Arts & Entertainment

05/19/2017 - 10:12am
BookFest on May 7! Meet the local literary talent at the Literary Hill BookFest, Sunday, May 7, 11 a.m. to 3 p.m., in the North Hall of Eastern Market. More than 40 authors will be joined by Capitol Hill booksellers, publishers, and others for a celebration of books and writers. Highlights include a series of exciting author talks: 11:15   Karen Branan (“The Family Tree”) 11:45   Capitol Hill Mysteries: Colleen Shogan (“Homicide in the House”), Neely... >>more
05/19/2017 - 10:12am
Join us at the Poets’ Corner at the Literary Hill BookFest on Sunday, May 7, 11 a.m. to 3 p.m. in the North Hall of Eastern Market. Then cross the street to the patio at Tunnicliff’s Tavern for Poets’ Corner @Tunnicliff’s, our second annual reading and open-mic event. To share your poetry, sign up at the BookFest or, after 3 p.m., on the patio. Everyone is welcome – to read or simply to listen to some of the most creative voices in the DC literary scene. Here... >>more
05/19/2017 - 9:12am
It is a sense you get when you first glance at the painting. You know right away that David Amoroso sees the intricacies as well as the major influences that shape Latino culture within the broader national culture. Identity is more than language or a coincidence of backgrounds; there is a palpable joy of belonging, being a member of the group. David works with each subject and theme in a distinctive series. Each is really a category of emotional identities. Those emotions may be at their... >>more
05/18/2017 - 10:23am
‘Cezanne and I’ France has much to celebrate for its remaking of European art and culture in the second half of the 19th century, especially in the plastic arts from Courbet to Monet and beyond. The new film “Cezanne and I” (Cezanne et Moi) personalizes a segment of that fecund period with a lovely reimagining of the lifelong friendship between perhaps the greatest French painter of that epoch, Paul Cezanne, and the ground-breaking novelist Emile Zola. Written and... >>more
05/17/2017 - 10:21am
From MerleFest in North Carolina to Grey Fox in the Catskills, bluegrass festivals give fans a chance to catch rising stars and celebrated headliners, and maybe join an impromptu jam session. Usually these festivals are held in the mountains or some other bucolic place, with nature as a fitting backdrop to an organic style of music. And then there’s Kingman Island, which was created a century ago from mud dredged out of the Anacostia River and used mostly as a dumping ground. Few DC... >>more
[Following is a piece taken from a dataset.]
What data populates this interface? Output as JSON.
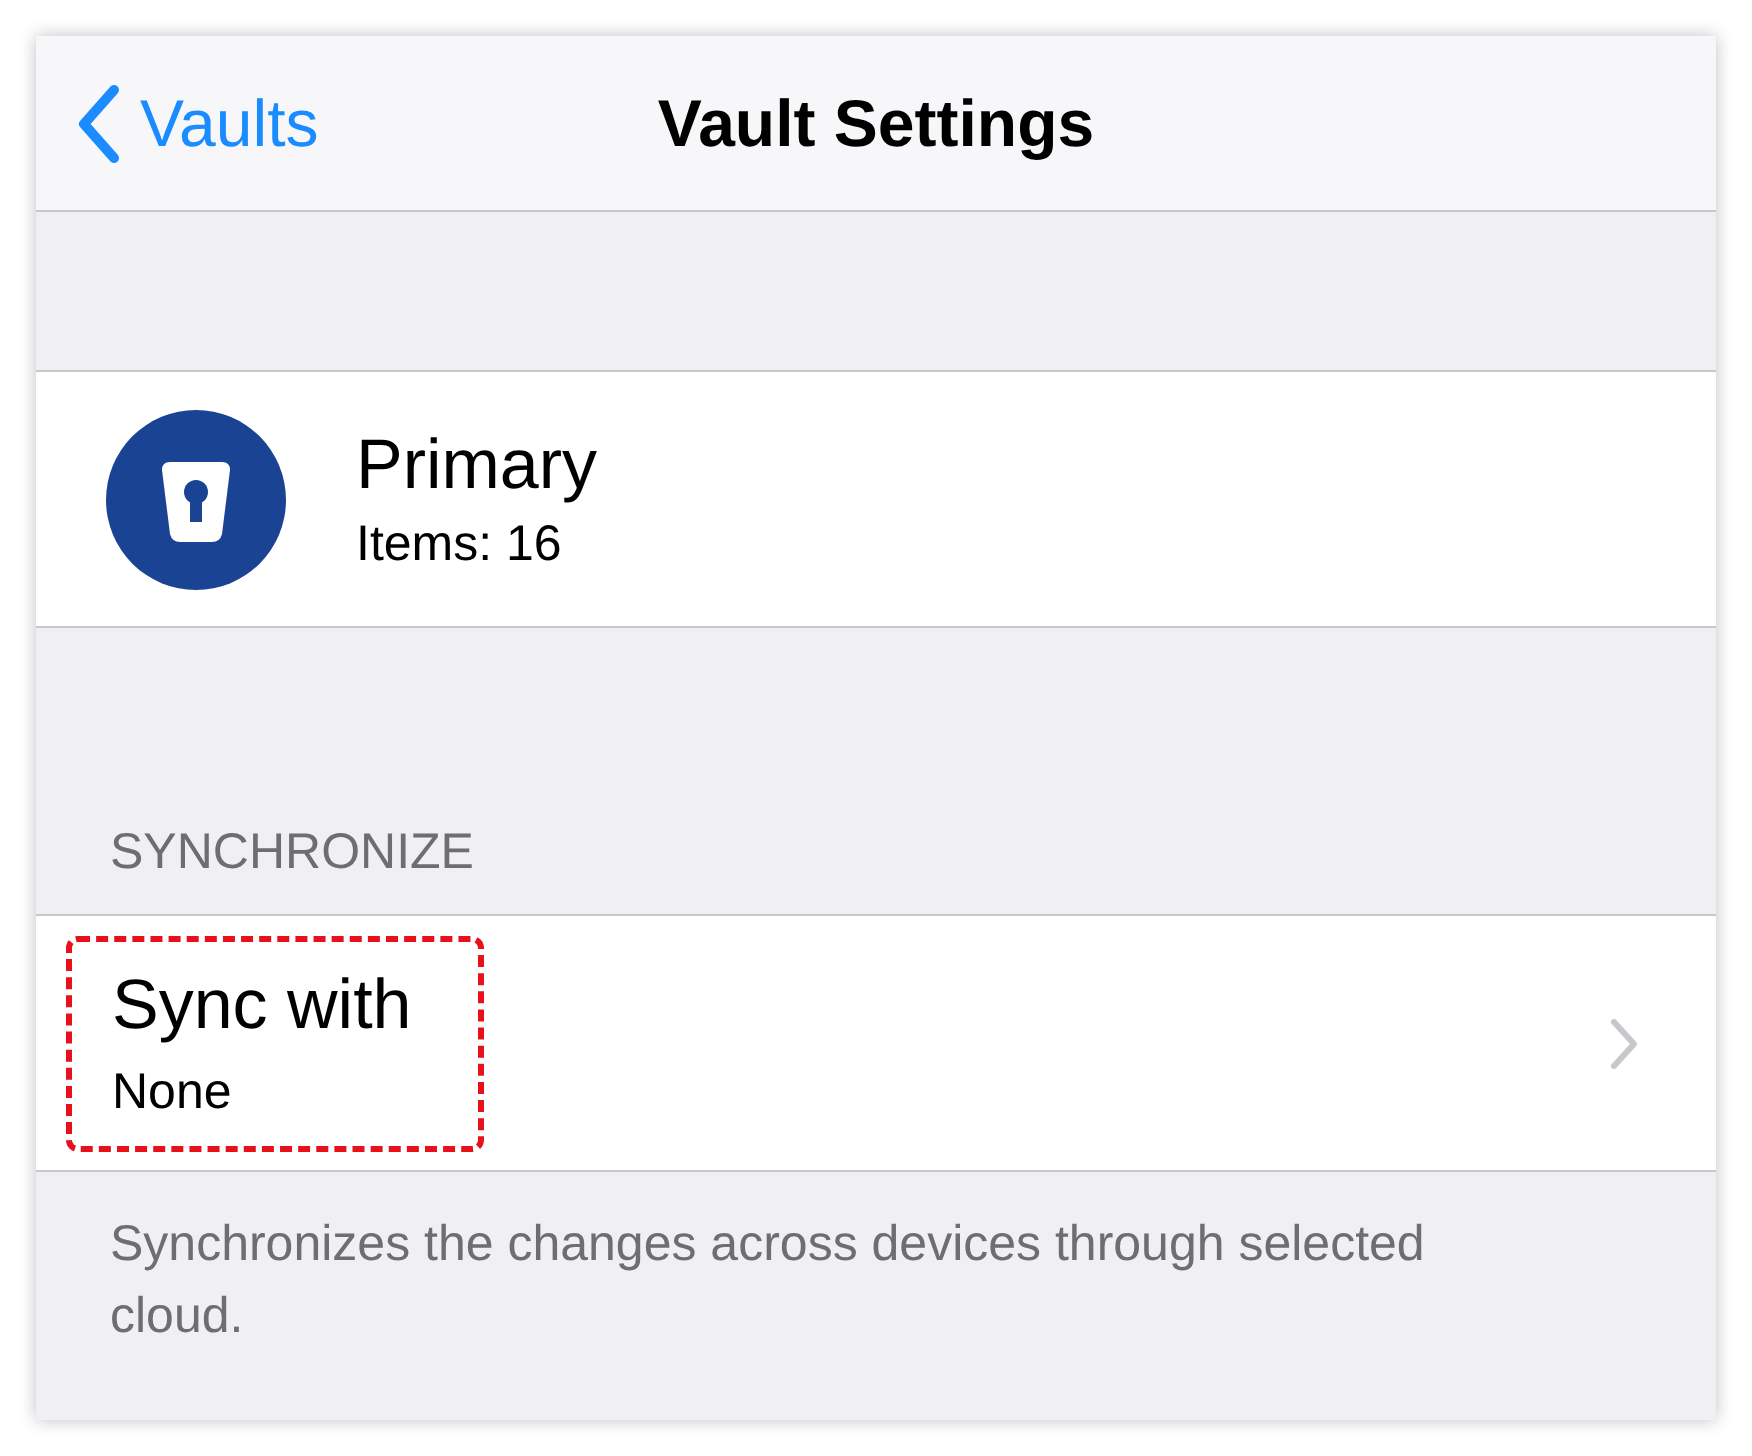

04/14/2017 - 10:12am
The Gentleman from Ohio Louis Stokes shined shoes in Depression-era Cleveland to help supplement his mother’s income as a maid. “We were poor as poor and we knew it,” he writes. But his mother encouraged him and his brother Carl to “get something in your head. Be somebody!” And they did. Carl became the first black mayor of a major American city, and Louis went on to become a criminal defense lawyer and a representative in the US Congress, where he served for 30... >>more
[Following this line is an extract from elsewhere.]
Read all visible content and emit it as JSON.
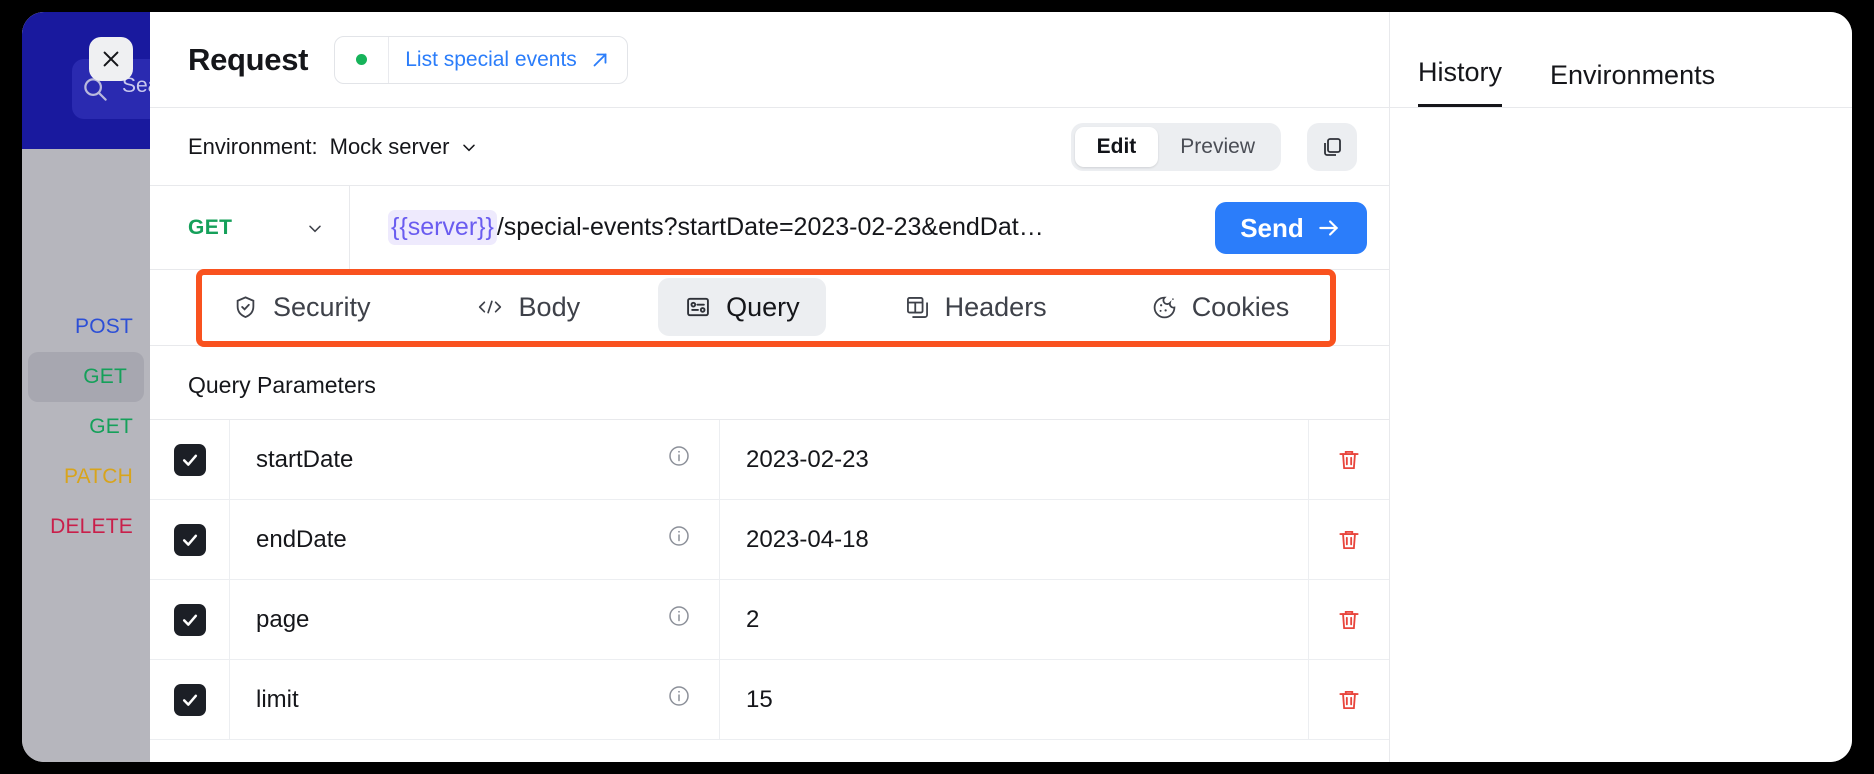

04/14/2017 - 9:12am
Artist Profile: Fierce Sonia   The hands … watch the hands. They guide you to the eyes – the compelling gateway to Fierce Sonia’s personal exploration of the mysterious forces of nature. Once you enter, the visual voices lead you to navigate the explosive colors, intricate patterns, and swirling graphic echoes that move you through the images and further into the story. It is not a literal narrative; it’s about feelings. Each work mirrors what Sonia is... >>more
04/14/2017 - 9:12am
E. Ethelbert Miller has been a DC poet and literary activist for nearly five decades. His important contribution to the local literary scene was recognized in April 2015 with his induction into the Washington, DC. Hall of Fame. The author of several collections of poems and two memoirs, his most recent publication is “The Collected Poems of E. Ethelbert Miller,” which brings together more than 300 poems representing his artistic journey. When he recently posted the poem below on... >>more
04/13/2017 - 10:21am
‘The Sense of an Ending’ Julian Barnes’ “The Sense of an Ending” won the Man Booker Prize as the best English-language novel of 2011. It features an unreliable narrator, Tony Webster, who finds a piece of his past interrupting his unremarkable life. Whether such a novel can work as a film is a good question, and the just-released British movie that takes it on makes a decent effort. (Now in theaters, the film is rated PG-13 and runs 108 minutes.) The film revolves... >>more